We all eat ramen noodles everyday, we are all lazy, we are all procrastinators… At least that’s what the stereotype says we are. For most college students, budgeting becomes a lifestyle. When attending class full time the opportunity to have a job with flexible hours may be hard to come across.

There are 44.7 million Americans that have and are still paying off their student debt. To add after the year 2018, the total amount of student debt was 1.47 trillion dollars, higher than the amount of credit cards or auto loans owed. 

For two-thirds of full-time students, there is help from financial aid to pay for tuition, room or books. Additionally, over 57% of financial aid that is received is in the form of grants which do not need to be paid back and 34% in the form of federal loans which acquire interest rate which furter the rate of debt. 

There are two different types of “broke college students.” The first category describes poor students that are living on campus and or independently who pick up the weight of providing for themselves rather than having the support of a parent or guardian’s income. 

The second category is those who are still living with their parents and or commuting to school who have more expenses on their back like gas and other necessities. As for all students a job that pays as well to live comfortably is hard to find when you’re attending school to meet the requirements to get that well paying job. 

For current UMSL senior Kailyn Bowman, she states, “The stereotype of being a broke college student hasn’t really applied to me, I’ve been working since I was 16.” There are many other students who are able to live comfortably with the advantages of being able to work throughout the semester. 

For freshman students adjusting to the college experience can be tricky at first because it can be taken for granted but will soon adapt to the other students who have more college experience under their belt. Through saving money there are many loopholes that can apply to students who take their budgeting very seriously. Some examples like signing up for loans, avoiding buying anything from the campus bookstore, going out to bars and attempting to order the “strongest, cheapest drink,” celebrating every time you use your debit card and it gets approved, and eating nothing but candy the week after Halloween to avoid spending money on nutritious food. 

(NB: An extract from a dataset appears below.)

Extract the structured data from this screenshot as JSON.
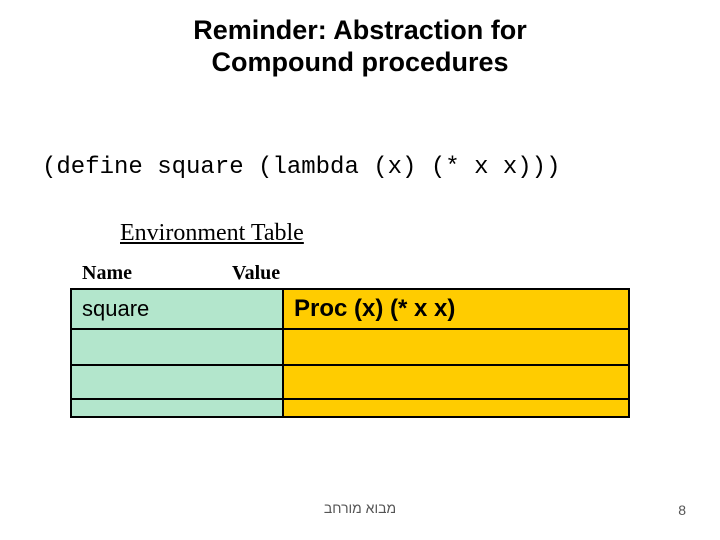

“I like to live the ‘broke college student lifestyle’ though, to be able to save for life events, like getting married and purchasing a home. I shop at Aldi and try to eat-out very little and [buy] six dollar wines,” stated Bowman when asked about her practices when it comes to saving money.